Lucius, son of the devil, is roaming the halls of his family’s mansion murdering people left and right. It’s a fun idea for a game, and shockingly one that hasn’t been overdone. But does Lucius pack enough punch to warrant a purchase?

Yes and No, this is one of those games that relies on your own dedication as a gamer. Lucius is essentially a 3d point and click adventure game, think more Broken Sword 3 and less The Walking Dead/Back to the Future. From a fun, murderous rampage perspective, it’s packed with entertainment. But before being able get to the murder you need to figure out all of the tiny things the developer expects of you.

In classic point and click games this would be trial and error, clicking random objects and trying to combine things aimlessly until something works out. With the advancement of the genre we’ve begun to see more of a hint system that will eventually flat out tell you what needs to be done if you ever get stuck. Lucius sadly lacks this hint system, resulting in too much trial and error.

The reason the trial and error mechanic of this game will really ruin your day is that the whole game world is open to you. Earlier missions have you locked within a set amount of locations, so they run a lot smother but the second you hit the third or forth mission you will have a whole mansion to explore in hopes of finding the one specific item the game requires of you to progress.

Despite this though, the pay off is worth it. For every bout of frustration you get is an equal dose of relief. Once you have acquired everything and set things in motion, you feel a sense of accomplishment and your reward comes in the form of an awesomely gruesome death scene.
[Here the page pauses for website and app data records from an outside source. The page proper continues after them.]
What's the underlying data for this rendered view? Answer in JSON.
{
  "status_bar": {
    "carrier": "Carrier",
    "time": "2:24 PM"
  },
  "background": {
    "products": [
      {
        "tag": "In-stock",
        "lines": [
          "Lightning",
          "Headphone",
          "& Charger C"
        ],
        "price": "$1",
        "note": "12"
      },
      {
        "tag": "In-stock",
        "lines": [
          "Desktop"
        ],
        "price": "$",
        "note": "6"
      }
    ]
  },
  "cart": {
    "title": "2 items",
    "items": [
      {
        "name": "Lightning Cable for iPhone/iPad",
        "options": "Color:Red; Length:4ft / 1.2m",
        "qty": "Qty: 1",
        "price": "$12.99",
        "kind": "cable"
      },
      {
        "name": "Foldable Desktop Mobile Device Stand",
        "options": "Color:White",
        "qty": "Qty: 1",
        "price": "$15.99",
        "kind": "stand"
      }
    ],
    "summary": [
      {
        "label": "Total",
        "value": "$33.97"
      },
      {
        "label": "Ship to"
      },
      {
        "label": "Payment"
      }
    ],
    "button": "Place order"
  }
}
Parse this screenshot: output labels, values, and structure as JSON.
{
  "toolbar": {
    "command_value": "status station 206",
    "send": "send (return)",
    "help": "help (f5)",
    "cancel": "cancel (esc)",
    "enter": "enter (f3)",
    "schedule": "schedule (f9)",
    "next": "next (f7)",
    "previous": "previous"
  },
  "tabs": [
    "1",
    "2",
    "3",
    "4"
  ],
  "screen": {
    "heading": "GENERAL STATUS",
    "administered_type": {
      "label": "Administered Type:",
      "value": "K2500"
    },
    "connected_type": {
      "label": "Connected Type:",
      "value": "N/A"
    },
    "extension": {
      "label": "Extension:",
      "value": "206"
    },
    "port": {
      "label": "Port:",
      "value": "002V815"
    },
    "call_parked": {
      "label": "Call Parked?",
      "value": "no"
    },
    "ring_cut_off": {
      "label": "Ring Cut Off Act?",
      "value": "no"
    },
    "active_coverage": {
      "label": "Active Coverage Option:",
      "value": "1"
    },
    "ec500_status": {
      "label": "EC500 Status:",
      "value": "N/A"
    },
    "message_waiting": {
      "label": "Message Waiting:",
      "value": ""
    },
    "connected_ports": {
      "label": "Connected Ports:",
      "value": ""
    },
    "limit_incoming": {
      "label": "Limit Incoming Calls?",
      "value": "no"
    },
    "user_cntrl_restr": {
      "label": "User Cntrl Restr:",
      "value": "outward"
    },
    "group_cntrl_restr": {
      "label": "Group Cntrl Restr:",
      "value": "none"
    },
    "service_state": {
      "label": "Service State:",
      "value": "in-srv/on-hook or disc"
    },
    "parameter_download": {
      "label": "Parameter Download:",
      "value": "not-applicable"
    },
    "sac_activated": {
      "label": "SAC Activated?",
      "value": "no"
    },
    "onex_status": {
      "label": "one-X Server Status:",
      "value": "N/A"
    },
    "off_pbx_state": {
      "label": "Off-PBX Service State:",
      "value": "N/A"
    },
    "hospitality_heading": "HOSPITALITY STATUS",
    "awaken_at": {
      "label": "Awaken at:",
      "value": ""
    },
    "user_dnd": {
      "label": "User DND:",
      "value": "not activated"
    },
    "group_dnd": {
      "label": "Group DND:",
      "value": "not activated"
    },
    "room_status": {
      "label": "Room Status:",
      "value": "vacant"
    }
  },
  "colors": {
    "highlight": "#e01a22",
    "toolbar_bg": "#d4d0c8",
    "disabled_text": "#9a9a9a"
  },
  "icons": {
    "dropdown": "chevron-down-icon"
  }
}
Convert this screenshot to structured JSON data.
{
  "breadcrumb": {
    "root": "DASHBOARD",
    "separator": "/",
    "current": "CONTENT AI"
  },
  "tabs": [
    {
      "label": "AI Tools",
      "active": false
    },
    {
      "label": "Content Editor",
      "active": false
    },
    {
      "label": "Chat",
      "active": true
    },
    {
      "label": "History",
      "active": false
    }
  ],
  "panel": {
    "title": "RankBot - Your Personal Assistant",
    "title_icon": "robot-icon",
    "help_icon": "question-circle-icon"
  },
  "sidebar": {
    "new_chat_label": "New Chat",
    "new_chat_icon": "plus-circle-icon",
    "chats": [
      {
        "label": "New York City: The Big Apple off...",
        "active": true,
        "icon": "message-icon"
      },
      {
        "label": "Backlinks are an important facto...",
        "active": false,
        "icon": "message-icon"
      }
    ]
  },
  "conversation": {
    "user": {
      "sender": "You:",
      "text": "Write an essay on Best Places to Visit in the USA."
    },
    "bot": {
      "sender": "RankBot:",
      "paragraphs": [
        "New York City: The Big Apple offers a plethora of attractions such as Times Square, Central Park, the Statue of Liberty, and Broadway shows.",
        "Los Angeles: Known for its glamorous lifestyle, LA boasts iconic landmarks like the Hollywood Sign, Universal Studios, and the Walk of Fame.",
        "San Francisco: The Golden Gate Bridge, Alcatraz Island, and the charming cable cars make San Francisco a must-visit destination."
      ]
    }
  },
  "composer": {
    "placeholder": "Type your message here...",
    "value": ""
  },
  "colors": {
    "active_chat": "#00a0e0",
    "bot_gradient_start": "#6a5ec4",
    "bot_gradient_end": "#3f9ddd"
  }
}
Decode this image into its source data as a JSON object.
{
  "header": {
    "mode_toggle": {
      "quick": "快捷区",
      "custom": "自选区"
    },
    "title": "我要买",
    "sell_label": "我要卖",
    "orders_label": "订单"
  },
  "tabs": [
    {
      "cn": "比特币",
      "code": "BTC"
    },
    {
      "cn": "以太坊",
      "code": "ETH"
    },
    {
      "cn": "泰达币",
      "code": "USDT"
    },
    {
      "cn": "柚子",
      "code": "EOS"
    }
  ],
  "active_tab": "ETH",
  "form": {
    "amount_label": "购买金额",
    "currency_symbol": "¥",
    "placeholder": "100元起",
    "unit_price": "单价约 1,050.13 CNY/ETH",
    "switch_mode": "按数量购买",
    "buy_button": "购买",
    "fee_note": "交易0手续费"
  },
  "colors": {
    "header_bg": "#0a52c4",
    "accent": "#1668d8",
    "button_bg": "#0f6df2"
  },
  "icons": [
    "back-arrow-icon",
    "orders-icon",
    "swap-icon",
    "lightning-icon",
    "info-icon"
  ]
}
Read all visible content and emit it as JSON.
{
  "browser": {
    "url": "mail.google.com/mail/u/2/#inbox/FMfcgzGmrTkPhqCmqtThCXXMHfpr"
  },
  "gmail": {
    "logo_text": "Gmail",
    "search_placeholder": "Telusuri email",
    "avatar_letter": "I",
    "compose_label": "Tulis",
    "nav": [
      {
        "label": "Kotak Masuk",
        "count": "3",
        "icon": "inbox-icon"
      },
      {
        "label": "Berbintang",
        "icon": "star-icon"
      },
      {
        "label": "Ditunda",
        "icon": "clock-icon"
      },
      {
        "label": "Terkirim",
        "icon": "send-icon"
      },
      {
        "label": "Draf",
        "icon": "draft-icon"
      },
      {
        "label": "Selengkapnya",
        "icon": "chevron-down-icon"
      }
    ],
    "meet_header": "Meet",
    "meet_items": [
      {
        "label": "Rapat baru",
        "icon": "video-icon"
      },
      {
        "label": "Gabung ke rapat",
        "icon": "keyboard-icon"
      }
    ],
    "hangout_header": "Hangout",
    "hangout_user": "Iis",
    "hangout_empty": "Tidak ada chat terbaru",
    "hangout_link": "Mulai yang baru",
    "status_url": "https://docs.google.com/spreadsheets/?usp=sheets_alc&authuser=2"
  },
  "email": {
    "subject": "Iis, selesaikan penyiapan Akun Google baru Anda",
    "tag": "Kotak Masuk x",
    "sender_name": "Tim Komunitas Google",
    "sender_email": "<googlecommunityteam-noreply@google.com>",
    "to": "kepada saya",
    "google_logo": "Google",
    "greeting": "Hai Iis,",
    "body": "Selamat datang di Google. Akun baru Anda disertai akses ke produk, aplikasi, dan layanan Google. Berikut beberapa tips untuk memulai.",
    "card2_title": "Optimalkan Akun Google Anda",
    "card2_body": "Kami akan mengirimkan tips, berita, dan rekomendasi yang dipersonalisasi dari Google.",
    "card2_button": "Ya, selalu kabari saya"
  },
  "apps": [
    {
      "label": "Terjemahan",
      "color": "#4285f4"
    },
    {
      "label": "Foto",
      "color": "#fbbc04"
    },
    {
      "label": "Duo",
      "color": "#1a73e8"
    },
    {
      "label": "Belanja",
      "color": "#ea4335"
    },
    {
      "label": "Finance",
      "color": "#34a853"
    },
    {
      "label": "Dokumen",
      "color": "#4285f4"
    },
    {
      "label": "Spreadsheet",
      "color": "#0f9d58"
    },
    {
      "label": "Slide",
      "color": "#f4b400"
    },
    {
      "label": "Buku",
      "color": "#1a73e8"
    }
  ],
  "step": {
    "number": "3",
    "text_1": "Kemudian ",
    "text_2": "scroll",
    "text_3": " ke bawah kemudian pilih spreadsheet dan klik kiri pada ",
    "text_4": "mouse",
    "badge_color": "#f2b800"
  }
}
One of the better or more damning aspects to the game (depending on how you look at it) is the mechanic that requires you to hide your shenanigans from people wandering around the house. At first you can walk around the world and just take things, people won’t care about your interests. But eventually you will develop powers and people will be more on edge, so if they catch you doing something suspicious then it’s game over and you have to restart.

As well as all of this comes some stealth missions, a lot of these require you to use special abilities you gain early on, such as telekinesis; Smashing a light bulb near a guard blocking your way so you can run past in the darkness being one of the better moves to pull off. Sadly stealth is also hindered, such as the time I had to hide in a closet as my mother walked around outside; if I was to open the door at the wrong time she would spot me, but with my perspective locked within the closet, I had no idea when it was a good time to make my move.

Overall Lucius has a lot of strong ideas, and the pay off can be worth it if you enjoy the playstyle but I can see a lot of people disliking the execution. I would only recommend this to adventure game players that enjoy a dose of horror to their experiences. I’m certainly looking forward to what the developers pull up to next, but for now they seem to have a lot to learn, especially when it comes to hint systems.